BACKGROUND: ESMO COVID-19 and CAncer REgistry (ESMO-CoCARE) is an international collaborative registry-based, cohort study gathering real-world data from Europe, Asia/Oceania and Africa on the natural history, management and outcomes of patients with cancer infected with severe acute respiratory syndrome coronavirus-2 (SARS-CoV-2). PATIENTS AND METHODS: ESMO-CoCARE captures information on patients with solid/haematological malignancies, diagnosed with coronavirus disease 2019 (COVID-19). Data collected since June 2020 include demographics, comorbidities, laboratory measurements, cancer characteristics, COVID-19 clinical features, management and outcome. Parameters influencing COVID-19 severity/recovery were investigated as well as factors associated with overall survival (OS) upon SARS-CoV-2 infection. RESULTS: This analysis includes 1626 patients from 20 countries (87% from 24 European, 7% from 5 North African, 6% from 8 Asian/Oceanian centres), with COVID-19 diagnosis from January 2020 to May 2021. Median age was 64 years, with 52% of female, 57% of cancer stage III/IV and 65% receiving active cancer treatment. Nearly 64% patients required hospitalization due to COVID-19 diagnosis, with 11% receiving intensive care. In multivariable analysis, male sex, older age, Eastern Cooperative Oncology Group (ECOG) performance status ≥2, body mass index (BMI) <25 kg/m2, presence of comorbidities, symptomatic disease, as well as haematological malignancies, active/progressive cancer, neutrophil-to-lymphocyte ratio (NLR) ≥6 and OnCovid Inflammatory Score ≤40 were associated with COVID-19 severity (i.e. severe/moderate disease requiring hospitalization). About 98% of patients with mild COVID-19 recovered, as opposed to 71% with severe/moderate disease. Advanced cancer stage was an additional adverse prognostic factor for recovery. At data cut-off, and with median follow-up of 3 months, the COVID-19-related death rate was 24.5% (297/1212), with 380 deaths recorded in total. Almost all factors associated with COVID-19 severity, except for BMI and NLR, were also predictive of inferior OS, along with smoking and non-Asian ethnicity. CONCLUSIONS: Selected patient and cancer characteristics related to sex, ethnicity, poor fitness, comorbidities, inflammation and active malignancy predict for severe/moderate disease and adverse outcomes from COVID-19 in patients with cancer.
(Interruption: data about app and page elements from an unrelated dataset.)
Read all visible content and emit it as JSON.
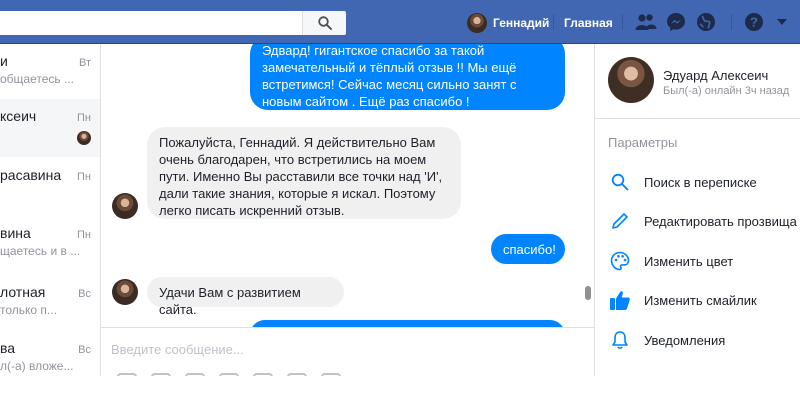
{
  "topbar": {
    "user_name": "Геннадий",
    "home_label": "Главная",
    "icons": [
      "search-icon",
      "friends-icon",
      "messenger-icon",
      "globe-icon",
      "help-icon",
      "dropdown-arrow-icon"
    ]
  },
  "conversations": [
    {
      "name": "и",
      "snippet": "общаетесь ...",
      "day": "Вт"
    },
    {
      "name": "ксеич",
      "snippet": "",
      "day": "Пн",
      "active": true
    },
    {
      "name": "расавина",
      "snippet": "",
      "day": "Пн"
    },
    {
      "name": "вина",
      "snippet": "щаетесь и в ...",
      "day": "Пн"
    },
    {
      "name": "лотная",
      "snippet": "только п...",
      "day": "Вс"
    },
    {
      "name": "ва",
      "snippet": "л(-а) вложе...",
      "day": "Вс"
    }
  ],
  "messages": [
    {
      "direction": "out",
      "text": "Эдвард! гигантское спасибо за такой замечательный и тёплый отзыв !!  Мы ещё встретимся! Сейчас месяц сильно занят с новым сайтом . Ещё раз спасибо !"
    },
    {
      "direction": "in",
      "text": "Пожалуйста, Геннадий. Я действительно Вам очень благодарен, что встретились на моем пути. Именно Вы расставили все точки над 'И', дали такие знания, которые я искал. Поэтому легко писать искренний отзыв."
    },
    {
      "direction": "out",
      "text": "спасибо!"
    },
    {
      "direction": "in",
      "text": "Удачи Вам с развитием сайта."
    }
  ],
  "composer": {
    "placeholder": "Введите сообщение..."
  },
  "right_panel": {
    "contact_name": "Эдуард Алексеич",
    "status": "Был(-а) онлайн 3ч назад",
    "section_title": "Параметры",
    "items": [
      {
        "label": "Поиск в переписке",
        "icon": "search-icon"
      },
      {
        "label": "Редактировать прозвища",
        "icon": "pencil-icon"
      },
      {
        "label": "Изменить цвет",
        "icon": "palette-icon"
      },
      {
        "label": "Изменить смайлик",
        "icon": "thumbs-up-icon"
      },
      {
        "label": "Уведомления",
        "icon": "bell-icon"
      }
    ]
  },
  "colors": {
    "topbar": "#4267b2",
    "outgoing_bubble": "#0084ff",
    "incoming_bubble": "#f1f0f0",
    "accent_icon": "#0084ff"
  }
}
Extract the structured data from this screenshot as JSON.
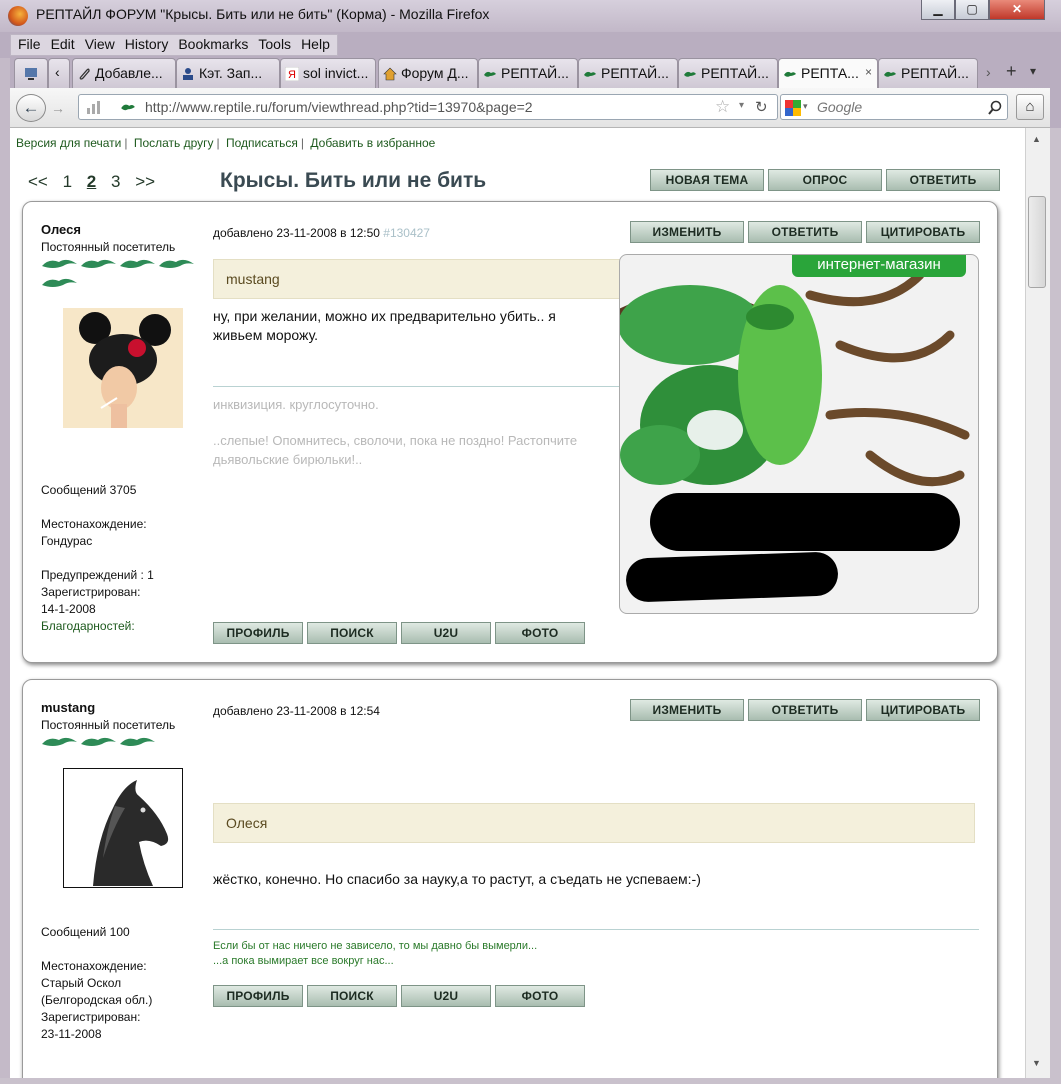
{
  "window": {
    "title": "РЕПТАЙЛ ФОРУМ \"Крысы. Бить или не бить\" (Корма) - Mozilla Firefox",
    "minimize": "▁",
    "maximize": "▢",
    "close": "✕"
  },
  "menu": [
    "File",
    "Edit",
    "View",
    "History",
    "Bookmarks",
    "Tools",
    "Help"
  ],
  "tabs": [
    "Добавле...",
    "Кэт. Зап...",
    "sol invict...",
    "Форум Д...",
    "РЕПТАЙ...",
    "РЕПТАЙ...",
    "РЕПТАЙ...",
    "РЕПТА...",
    "РЕПТАЙ..."
  ],
  "tab_close": "×",
  "nav": {
    "url": "http://www.reptile.ru/forum/viewthread.php?tid=13970&page=2",
    "search_placeholder": "Google"
  },
  "toplinks": [
    "Версия для печати",
    "Послать другу",
    "Подписаться",
    "Добавить в избранное"
  ],
  "pager": {
    "prev": "<<",
    "pages": [
      "1",
      "2",
      "3"
    ],
    "current": "2",
    "next": ">>"
  },
  "thread": {
    "title": "Крысы. Бить или не бить"
  },
  "thread_buttons": [
    "НОВАЯ ТЕМА",
    "ОПРОС",
    "ОТВЕТИТЬ"
  ],
  "post_buttons": [
    "ИЗМЕНИТЬ",
    "ОТВЕТИТЬ",
    "ЦИТИРОВАТЬ"
  ],
  "profile_buttons": [
    "ПРОФИЛЬ",
    "ПОИСК",
    "U2U",
    "ФОТО"
  ],
  "posts": [
    {
      "user": "Олеся",
      "rank": "Постоянный посетитель",
      "rank_icons": 5,
      "date": "добавлено 23-11-2008 в 12:50",
      "post_id": "#130427",
      "quote": "mustang",
      "text": "ну, при желании, можно их предварительно убить.. я живьем морожу.",
      "sig_line1": "инквизиция. круглосуточно.",
      "sig_line2": "..слепые! Опомнитесь, сволочи, пока не поздно! Растопчите дьявольские бирюльки!..",
      "messages": "Сообщений 3705",
      "location_label": "Местонахождение:",
      "location": "Гондурас",
      "warnings": "Предупреждений : 1",
      "registered_label": "Зарегистрирован:",
      "registered": "14-1-2008",
      "thanks": "Благодарностей:",
      "ad_label": "интернет-магазин"
    },
    {
      "user": "mustang",
      "rank": "Постоянный посетитель",
      "rank_icons": 3,
      "date": "добавлено 23-11-2008 в 12:54",
      "quote": "Олеся",
      "text": "жёстко, конечно. Но спасибо за науку,а то растут, а съедать не успеваем:-)",
      "sig_line1": "Если бы от нас ничего не зависело, то мы давно бы вымерли...",
      "sig_line2": "...а пока вымирает все вокруг нас...",
      "messages": "Сообщений 100",
      "location_label": "Местонахождение:",
      "location_1": "Старый Оскол",
      "location_2": "(Белгородская обл.)",
      "registered_label": "Зарегистрирован:",
      "registered": "23-11-2008"
    }
  ]
}
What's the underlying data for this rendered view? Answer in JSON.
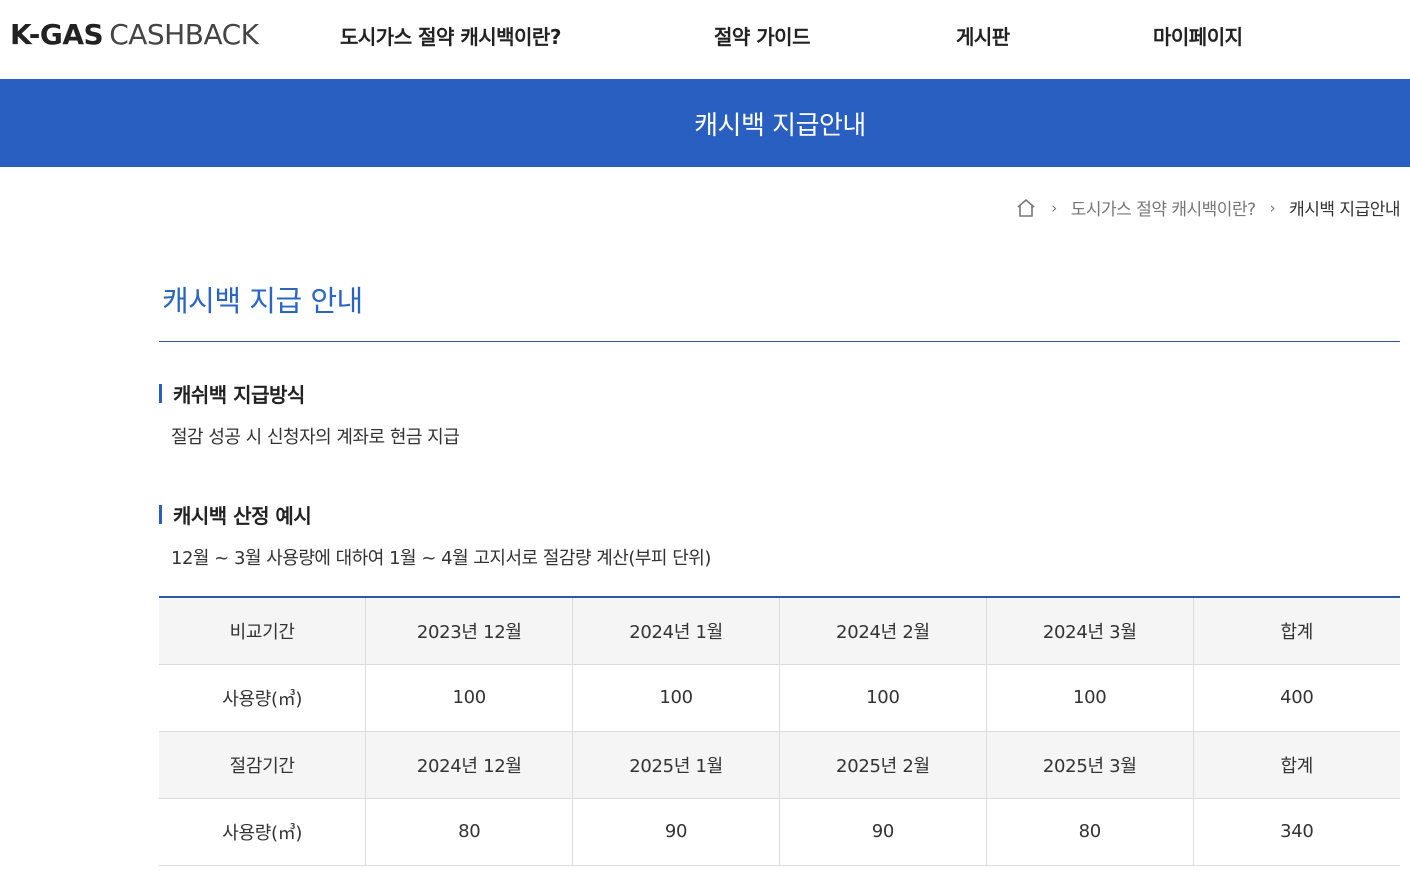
{
  "header": {
    "logo_bold": "K-GAS",
    "logo_light": "CASHBACK",
    "nav": [
      {
        "label": "도시가스 절약 캐시백이란?"
      },
      {
        "label": "절약 가이드"
      },
      {
        "label": "게시판"
      },
      {
        "label": "마이페이지"
      }
    ]
  },
  "banner": {
    "title": "캐시백 지급안내",
    "background_color": "#285fc0"
  },
  "breadcrumb": {
    "home_icon": "home-icon",
    "separator": "›",
    "items": [
      "도시가스 절약 캐시백이란?",
      "캐시백 지급안내"
    ]
  },
  "content": {
    "page_title": "캐시백 지급 안내",
    "sections": [
      {
        "heading": "캐쉬백 지급방식",
        "description": "절감 성공 시 신청자의 계좌로 현금 지급"
      },
      {
        "heading": "캐시백 산정 예시",
        "description": "12월 ~ 3월 사용량에 대하여 1월 ~ 4월 고지서로 절감량 계산(부피 단위)"
      }
    ]
  },
  "table": {
    "rows": [
      {
        "type": "header",
        "cells": [
          "비교기간",
          "2023년 12월",
          "2024년 1월",
          "2024년 2월",
          "2024년 3월",
          "합계"
        ]
      },
      {
        "type": "value",
        "cells": [
          "사용량(㎥)",
          "100",
          "100",
          "100",
          "100",
          "400"
        ]
      },
      {
        "type": "header",
        "cells": [
          "절감기간",
          "2024년 12월",
          "2025년 1월",
          "2025년 2월",
          "2025년 3월",
          "합계"
        ]
      },
      {
        "type": "value",
        "cells": [
          "사용량(㎥)",
          "80",
          "90",
          "90",
          "80",
          "340"
        ]
      }
    ]
  },
  "colors": {
    "accent": "#285fc0",
    "title_blue": "#2b65c4",
    "rule": "#2c5a9e"
  }
}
COVID-19 , Hematologic Neoplasms , Neoplasms , COVID-19 Testing , Cohort Studies , Female , Humans , Male , Middle Aged , Neoplasms/epidemiology , Neoplasms/therapy , Registries , SARS-CoV-2